‘He will spend several years in college I think. He struggles really with being in the outside world, so I think it’s perfect for him as it gives him a gentle transition into adulthood’.
‘Where he goes to college is a smaller campus. They do have a massive city centre campus, but it was perceived that the less overwhelming area to study would be more beneficial for Jake, and I think that was the right decision”.
‘We’ve also done lots of bus trips over the summer as beforehand he had been driven everywhere by me – but it was that next step of him feeling as though he was more independent. We caught a bus during the summer from Cardiff to Barry, so that he was familiar with the bus service’.
‘He’s really now embraced bus travel and has this new found fondness for independence, and it’s lovely to see that develop’.
Grieving as a foster family
“About 18 months ago, my husband was taken ill very suddenly with cancer and died. This was a massive blow for the family, including Jake’.
‘For me as a foster parent, what I’ve struggled with is the fact that Jake had already gone through so much early on with his birth family, and then suddenly he has landed with my family, where we had wanted to do so much for him. It felt like we’d imposed yet another blow on him’.
‘What has comforted me throughout all of this is that Jake has been in the bosom of a close and loving family; we’ve all grieved and mourned together’.
‘Losing somebody that you care about is inevitably a natural part of life, so it’s a learning curve for all of us. I was also adamant that no matter what, Jake would not be put through any more turmoil or change at that point in his life – and that no matter what has happened to our family, he was still part of that if he wanted to be – and of course he did”.
‘Massive responsibility’ with many rewards
“It’s always worth remembering that taking a child into your home is a massive responsibility and I’ve taken that responsibility seriously, because I don’t want to damage him any further than he has been’.
‘The social workers at the NFA often tell me that I don’t give myself enough credit for what I have done for Jake, and that’s nice because what they are doing there is looking after my wellbeing as well as Jake. It’s great to get that reminder that I am doing a good job”.

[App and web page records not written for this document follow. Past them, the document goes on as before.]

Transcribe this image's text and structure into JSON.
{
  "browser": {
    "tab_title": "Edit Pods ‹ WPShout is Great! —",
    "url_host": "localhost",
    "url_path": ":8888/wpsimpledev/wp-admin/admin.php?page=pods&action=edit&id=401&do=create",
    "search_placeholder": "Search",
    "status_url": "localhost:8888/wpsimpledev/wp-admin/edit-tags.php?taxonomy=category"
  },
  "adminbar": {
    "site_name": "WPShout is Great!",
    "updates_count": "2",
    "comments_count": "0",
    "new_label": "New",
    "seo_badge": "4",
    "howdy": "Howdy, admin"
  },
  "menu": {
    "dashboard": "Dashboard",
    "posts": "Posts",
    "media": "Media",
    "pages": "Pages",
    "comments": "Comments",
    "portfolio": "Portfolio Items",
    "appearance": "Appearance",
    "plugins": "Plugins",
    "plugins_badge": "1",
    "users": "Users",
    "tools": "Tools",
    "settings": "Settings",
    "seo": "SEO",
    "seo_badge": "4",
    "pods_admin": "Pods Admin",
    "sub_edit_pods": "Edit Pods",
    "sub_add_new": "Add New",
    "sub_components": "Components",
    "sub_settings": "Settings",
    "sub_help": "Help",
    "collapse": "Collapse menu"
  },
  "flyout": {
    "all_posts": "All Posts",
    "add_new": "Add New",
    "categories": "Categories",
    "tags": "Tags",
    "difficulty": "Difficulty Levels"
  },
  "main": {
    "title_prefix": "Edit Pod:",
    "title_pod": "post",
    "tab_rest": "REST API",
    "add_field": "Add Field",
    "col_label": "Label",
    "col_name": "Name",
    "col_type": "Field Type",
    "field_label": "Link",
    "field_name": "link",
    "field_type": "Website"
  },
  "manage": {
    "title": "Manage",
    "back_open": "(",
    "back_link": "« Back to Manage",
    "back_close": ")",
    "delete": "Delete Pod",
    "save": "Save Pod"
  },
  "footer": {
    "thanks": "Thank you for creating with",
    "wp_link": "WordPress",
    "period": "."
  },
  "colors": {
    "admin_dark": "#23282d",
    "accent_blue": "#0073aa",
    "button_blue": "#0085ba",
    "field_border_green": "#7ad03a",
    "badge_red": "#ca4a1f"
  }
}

Do you want to make a similar difference to the lives of vulnerable children and young people in your local community? Enquire to become a foster carer with us today and start your highly rewarding fostering adventure!